November 19, 2009

Life Advice From Granddaddy Roy

So my grandfather died. This is delayed a great deal, but the sentiment is the same.

My grandmother was married to him for 56 years, an eternity, and it's clear that she doesn't really know what to do with herself. I left yesterday morning, and she insisted on making me breakfast. She asked what I wanted to drink and when I said, "oh, don't worry, I've got it." She goes "NOW YOU LET ME BE BUSY." So I let her pour me a glass of OJ to go along with the bacon and eggs she also insisted on making. As she was making breakfast, she misted up a bit and said, "now this is when I start to miss Roy." Roy E., as she called him.

Later, I asked her if I should strip the bed I slept in or make it, and she said I should leave it. So there were comforters and pillows all over the place and I feel a little guilty, but on the other hand, what is she going to do? She dropped me off at the airport (something she wouldn't have been able to do before, since she's had to call someone to keep an eye on granddad in order to leave the house for quite some time) and it was clear that she felt pretty good about being able to do that. Then again, I overheard her at the visitation saying "You know, I'll be able to leave the house now. Of course, I'd rather have Roy in the house than be able to leave it."

The woman is a force of nature, and the only ever time I'd seen her cry was on their 50th wedding anniversary, when she said "Fifty greatest years of my life." (Of course, she hadn't lived 50 years without him, but it was touching all the same.) She plans to go to England for her 80th birthday. She has all her original parts. She makes a mean pie (though with the wrong flour it gets all messed up and she gets really upset). And you know what? She'll be okay, eventually, and she'll get to England and eventually get used to the empty house. She deserves to do whatever the hell she wants for the rest of her life.

As for granddad, well. It's hard to know that he ended the way that he did. Part of me wishes I had had the chance to see him one last time, to say goodbye, but part of me is glad that I only saw him toward the beginning of his steep and (really, thankfully) quick descent. He was stubborn as a mule and sharp as a tack and I think he would have hated knowing what was happening to him. That it only lasted a few weeks at the worst of it was thankful, if heart-wrenching.

As for me, losing two grandparents in four months is not how I imagined the fall season going. I think I sort of thought that they were invincible. In a "I know everyone dies eventually" kind of way, I never really thought they would die.

Anyway, here is the eulogy that I gave at the funeral (something grandma insisted on, and how do you say no?):

Life advice from Grandaddy: Keep your chin over the table. Quit bangin' on that piano. Find a hollowed out oak.

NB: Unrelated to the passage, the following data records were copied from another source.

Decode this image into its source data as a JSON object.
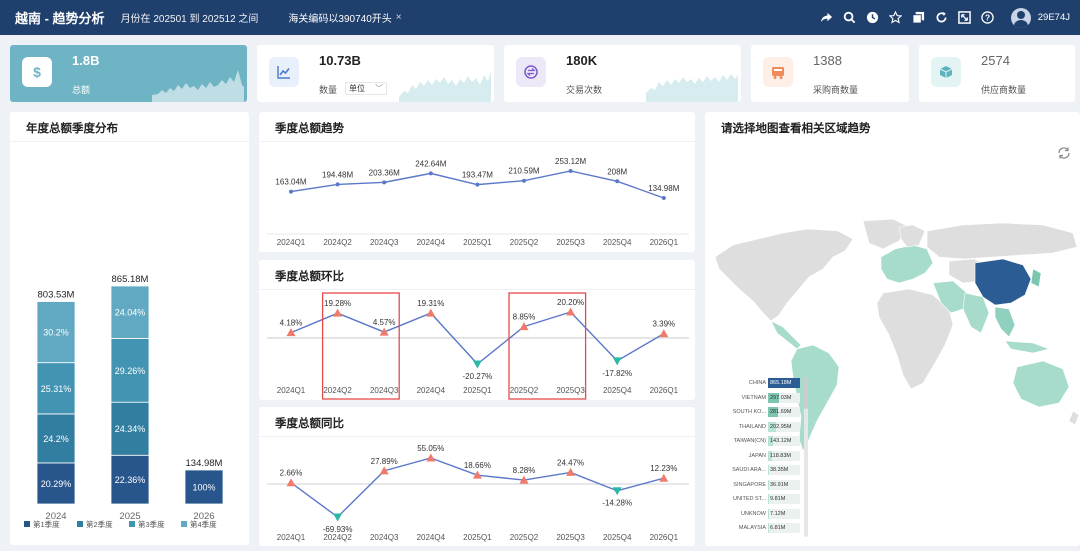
{
  "header": {
    "title": "越南 - 趋势分析",
    "filter_month": "月份在 202501 到 202512 之间",
    "filter_hs": "海关编码以390740开头",
    "user": "29E74J"
  },
  "kpis": [
    {
      "value": "1.8B",
      "label": "总额",
      "icon": "dollar-icon",
      "active": true
    },
    {
      "value": "10.73B",
      "label": "数量",
      "unit": "单位",
      "icon": "line-chart-icon"
    },
    {
      "value": "180K",
      "label": "交易次数",
      "icon": "exchange-icon"
    },
    {
      "value": "1388",
      "label": "采购商数量",
      "icon": "buyer-icon"
    },
    {
      "value": "2574",
      "label": "供应商数量",
      "icon": "box-icon"
    }
  ],
  "colors": {
    "header": "#1f3f6d",
    "accent": "#6fb4c4",
    "line": "#5b78c9",
    "up": "#f07b6a",
    "down": "#2bb8a6",
    "highlight": "#e44b4b"
  },
  "panels": {
    "annual": {
      "title": "年度总额季度分布"
    },
    "trend": {
      "title": "季度总额趋势"
    },
    "qoq": {
      "title": "季度总额环比"
    },
    "yoy": {
      "title": "季度总额同比"
    },
    "map": {
      "title": "请选择地图查看相关区域趋势"
    }
  },
  "chart_data": [
    {
      "id": "annual",
      "type": "bar",
      "stacked": true,
      "categories": [
        "2024",
        "2025",
        "2026"
      ],
      "totals": [
        "803.53M",
        "865.18M",
        "134.98M"
      ],
      "series": [
        {
          "name": "第1季度",
          "values": [
            20.29,
            22.36,
            100
          ],
          "labels": [
            "20.29%",
            "22.36%",
            "100%"
          ],
          "color": "#27558c"
        },
        {
          "name": "第2季度",
          "values": [
            24.2,
            24.34,
            0
          ],
          "labels": [
            "24.2%",
            "24.34%",
            ""
          ],
          "color": "#327ea1"
        },
        {
          "name": "第3季度",
          "values": [
            25.31,
            29.26,
            0
          ],
          "labels": [
            "25.31%",
            "29.26%",
            ""
          ],
          "color": "#4393b2"
        },
        {
          "name": "第4季度",
          "values": [
            30.2,
            24.04,
            0
          ],
          "labels": [
            "30.2%",
            "24.04%",
            ""
          ],
          "color": "#61a9c2"
        }
      ],
      "legend": "bottom"
    },
    {
      "id": "trend",
      "type": "line",
      "categories": [
        "2024Q1",
        "2024Q2",
        "2024Q3",
        "2024Q4",
        "2025Q1",
        "2025Q2",
        "2025Q3",
        "2025Q4",
        "2026Q1"
      ],
      "values": [
        163.04,
        194.48,
        203.36,
        242.64,
        193.47,
        210.59,
        253.12,
        208,
        134.98
      ],
      "labels": [
        "163.04M",
        "194.48M",
        "203.36M",
        "242.64M",
        "193.47M",
        "210.59M",
        "253.12M",
        "208M",
        "134.98M"
      ]
    },
    {
      "id": "qoq",
      "type": "line",
      "categories": [
        "2024Q1",
        "2024Q2",
        "2024Q3",
        "2024Q4",
        "2025Q1",
        "2025Q2",
        "2025Q3",
        "2025Q4",
        "2026Q1"
      ],
      "values": [
        4.18,
        19.28,
        4.57,
        19.31,
        -20.27,
        8.85,
        20.2,
        -17.82,
        3.39
      ],
      "labels": [
        "4.18%",
        "19.28%",
        "4.57%",
        "19.31%",
        "-20.27%",
        "8.85%",
        "20.20%",
        "-17.82%",
        "3.39%"
      ],
      "highlight_groups": [
        [
          "2024Q2",
          "2024Q3"
        ],
        [
          "2025Q2",
          "2025Q3"
        ]
      ]
    },
    {
      "id": "yoy",
      "type": "line",
      "categories": [
        "2024Q1",
        "2024Q2",
        "2024Q3",
        "2024Q4",
        "2025Q1",
        "2025Q2",
        "2025Q3",
        "2025Q4",
        "2026Q1"
      ],
      "values": [
        2.66,
        -69.93,
        27.89,
        55.05,
        18.66,
        8.28,
        24.47,
        -14.28,
        12.23
      ],
      "labels": [
        "2.66%",
        "-69.93%",
        "27.89%",
        "55.05%",
        "18.66%",
        "8.28%",
        "24.47%",
        "-14.28%",
        "12.23%"
      ]
    },
    {
      "id": "map-ranking",
      "type": "bar",
      "orientation": "horizontal",
      "categories": [
        "CHINA",
        "VIETNAM",
        "SOUTH KO...",
        "THAILAND",
        "TAIWAN(CN)",
        "JAPAN",
        "SAUDI ARA...",
        "SINGAPORE",
        "UNITED ST...",
        "UNKNOW",
        "MALAYSIA"
      ],
      "values": [
        865.18,
        297.03,
        281.69,
        202.95,
        143.12,
        118.83,
        38.35,
        36.91,
        9.81,
        7.12,
        6.81
      ],
      "labels": [
        "865.18M",
        "297.03M",
        "281.69M",
        "202.95M",
        "143.12M",
        "118.83M",
        "38.35M",
        "36.91M",
        "9.81M",
        "7.12M",
        "6.81M"
      ]
    }
  ]
}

He was stern, yes,believed everything had a way, and wanted all of us to find our way, to be the best we could be, and also he wanted us to not get grandma's jam on the carpet. We didn't, around granddaddy, because he inspired us in a lot of ways to be better than we were, to sit up, to be respectful.

But he was also a loving man. He was funny, goofy, told stories. He didn't want us bangin' on that piano, no, but he did want us to play it--he got a lot of joy out of hearing the music of Steve and Jim, one of his favorite things in the world. Like I said, he inspired all of us to be better at whatever it was that we were doing, whether it be attempting to play piano or acting in school plays--granddad came to my 5th grade theater debut--or studying in school. "Are you getting all A's?" He also took me with him to the golf course a few times, his favorite place on earth, let me drive that golf cart he loved, and taught me to putt. He wanted us to be the best at everything, and I think that's when I first discovered I'm really good at watching golf.

One of my favorite things granddad did was come in and tell me bedtime stories, and I used to pretend to not be able to fall asleep until I heard one. They were all the same, but it was something about his voice when he talked about the cold and the snow that inspired the little boy and the little girl to stop worrying and hide out in an old, hollowed out oak until morning. I loved it, and the same man that fought in World War II and won a Distinguished Flying Cross and golfed three days a week with his buddies and told me to keep my chin over the table loved telling me those stories.

He was a great man, and a great grandfather. I love him and I miss him.

Roy E., the man that caused my grandmother to swoon:

Granddaddy Roy, the man I knew:

No comments: